Few of the most accomplished platforms for crowdfunding in India include Ketto, Milaap, BitGiving, Wishberry, GiveIndia and Impact Guru. Ketto, launched in 2012, has supported every cause under the roof through their fundraising journeys, raising 100 crores since its inception. It is a cost-effective choice and has a fairly transparent process. Recently, Ketto has partnered with BookMyShow to launch “BookaSmile”, an initiative to encourage NGOs to raise funds for their causes. Milaap, launched in 2010, has seen campaigners raise over 200 crore rupees on their platform and is popular for its many successful medical crowdfunding campaigns and chooses not to support a large variety of causes. BitGiving, launched in 2013, is stringent in its “all or nothing” policy where campaigners are not permitted to keep the funds they’ve raised unless the total matches the goal amount. However, BitGiving has managed to create happy endings for many fundraisers on its website. GiveIndia gives donors a platform to choose the NGO of a cause they relate to and ensures the donation reaches where it is promised.

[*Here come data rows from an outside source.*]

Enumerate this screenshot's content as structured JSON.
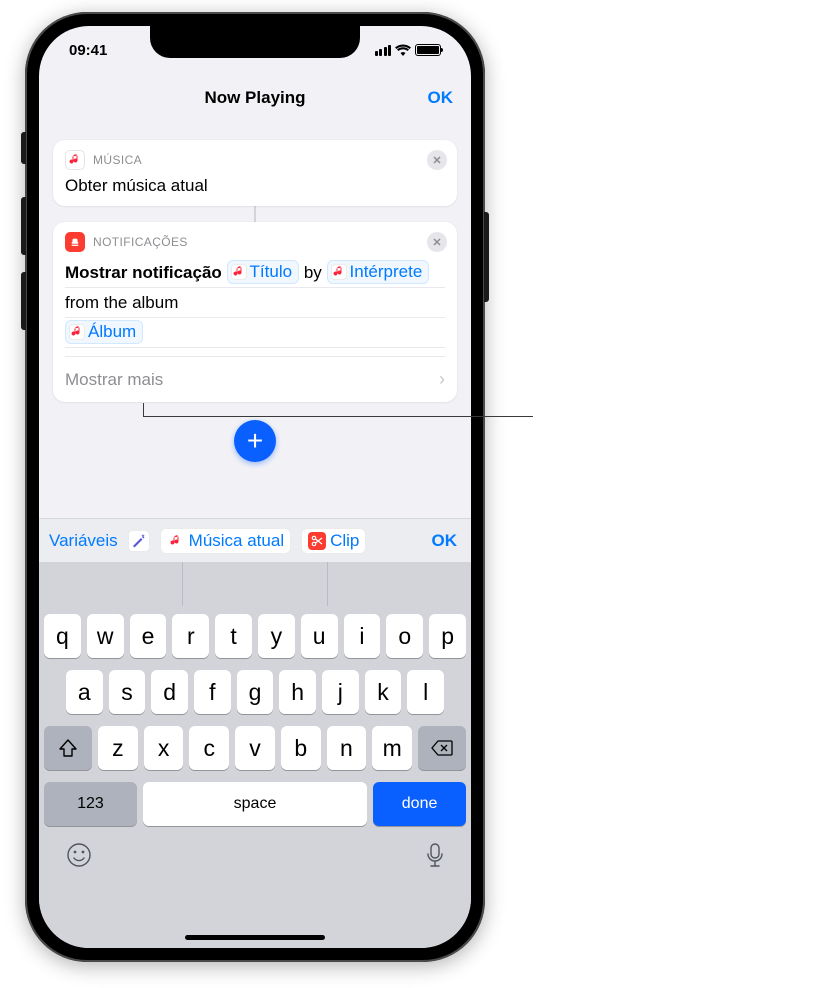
{
  "status": {
    "time": "09:41"
  },
  "nav": {
    "title": "Now Playing",
    "ok": "OK"
  },
  "card1": {
    "app_label": "MÚSICA",
    "title": "Obter música atual"
  },
  "card2": {
    "app_label": "NOTIFICAÇÕES",
    "action": "Mostrar notificação",
    "token_title": "Título",
    "text_by": "by",
    "token_artist": "Intérprete",
    "text_from": "from the album",
    "token_album": "Álbum",
    "show_more": "Mostrar mais"
  },
  "suggestions": {
    "variables": "Variáveis",
    "current_music": "Música atual",
    "clipboard": "Clip",
    "ok": "OK"
  },
  "keyboard": {
    "row1": [
      "q",
      "w",
      "e",
      "r",
      "t",
      "y",
      "u",
      "i",
      "o",
      "p"
    ],
    "row2": [
      "a",
      "s",
      "d",
      "f",
      "g",
      "h",
      "j",
      "k",
      "l"
    ],
    "row3": [
      "z",
      "x",
      "c",
      "v",
      "b",
      "n",
      "m"
    ],
    "numbers": "123",
    "space": "space",
    "done": "done"
  }
}
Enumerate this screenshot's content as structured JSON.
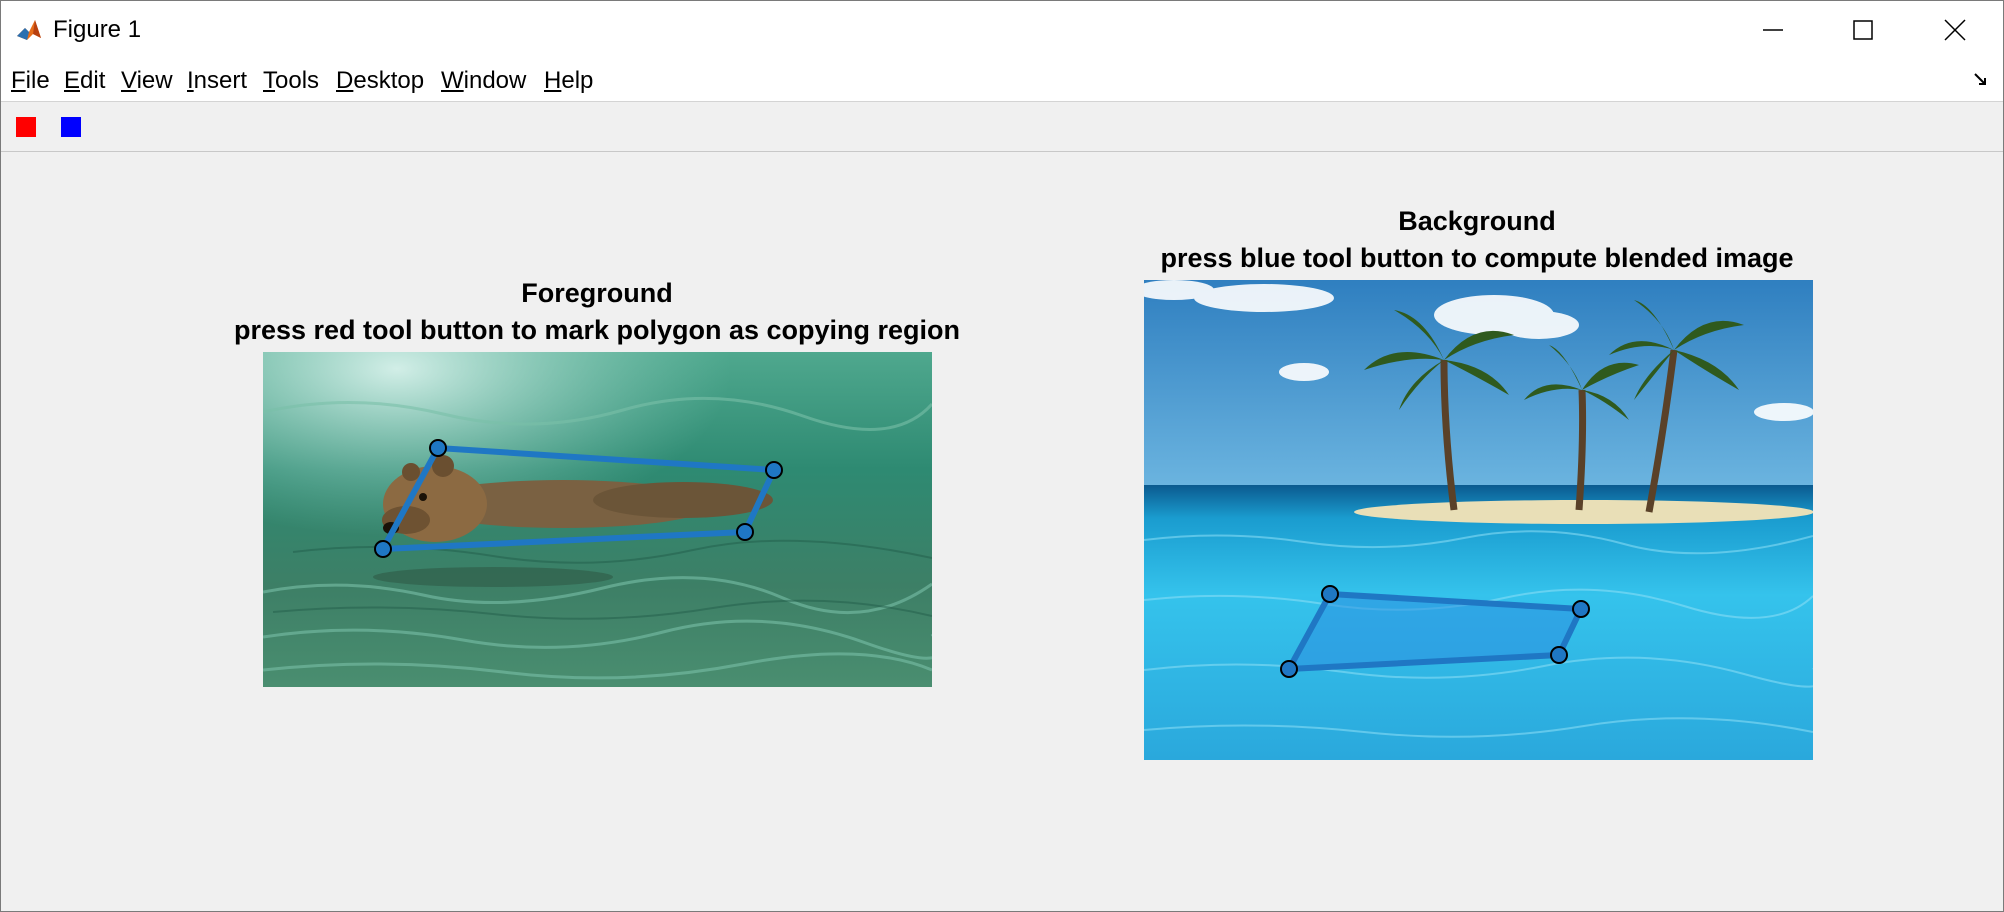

Wishberry is the singular crowdfunding platform in India, launched in 2011, that specializes in creative causes of all kinds, including musical endeavours, documentaries and films and other artistic projects. The crowdfunding website has raised over 10 crore rupees since its inception, aiding artists, musicians and filmmakers around the country pursue their passion.
Impact Guru is a crowdfunding Indian platform that has raised the highest amount of funds in the country at a whopping 329 crore rupees. Incubated at Harvard Innovation Lab in 2014, this Indian crowdfunding website charges one of the lowest fees in the country. While Impact Guru has commendable experience aiding campaigners in fundraising for non-profit ventures and medical treatments for anyone who cannot afford it, the website supports all causes and projects, including creative endeavours. One of Impact Guru’s most attractive offerings is that the website has a tie-up with the UK crowdfunding platform Global Giving to offer US and UK donors tax benefits.
One can create a fundraiser in three simple steps after choosing a cause on the website and the platform provides space for the campaigner’s story, documents, images, videos and more. Impact Guru’s crowdfunding platform also allows a supporter, perhaps a friend or family member or anyone interested in the campaigner’s cause, to create a support fundraiser. The money these support fundraisers collect will be pooled with the main fundraiser collection. Impact Guru also lets a campaigner post updates as frequently as they see fit, to keep their donors in the know and share the progress of their project. Crowdfunding on this platform is fairly simple for first time campaigners as well – the support team behind the website is solid, and consists of compassionate, understanding individuals who have experience guiding campaigners through their fundraising journeys.
Fundraising on Impact Guru entails no pressure for campaigners. This is another attractive offering – fundraising with ease. The crowdfunding website does not follow the “all or nothing” policy that few other platforms do and lets you keep the funds you’ve managed to raise, despite your chosen goal amount. Though a deadline will have to be decided by the campaigners before the launch of the fundraiser, the process of stretching this deadline is a simple one, and so is the one for increasing the determined goal amount.
As for the question of the best crowdfunding Indian platform, it’s not one that can be answered, or should be. Crowdfunding is an innovation meant to encourage the act of giving by making it convenient, easy, affordable and transparent. The concept is meant to bring people together (as it visibly has); whether that’s donors and campaigners, rich and poor, privileged and underprivileged, and strives to bridge the gaps. There is no competition amongst crowdfunding platforms, but rather a singular focused goal – the progress of every community, betterment of every society and the happiness and uplift of every individual in need.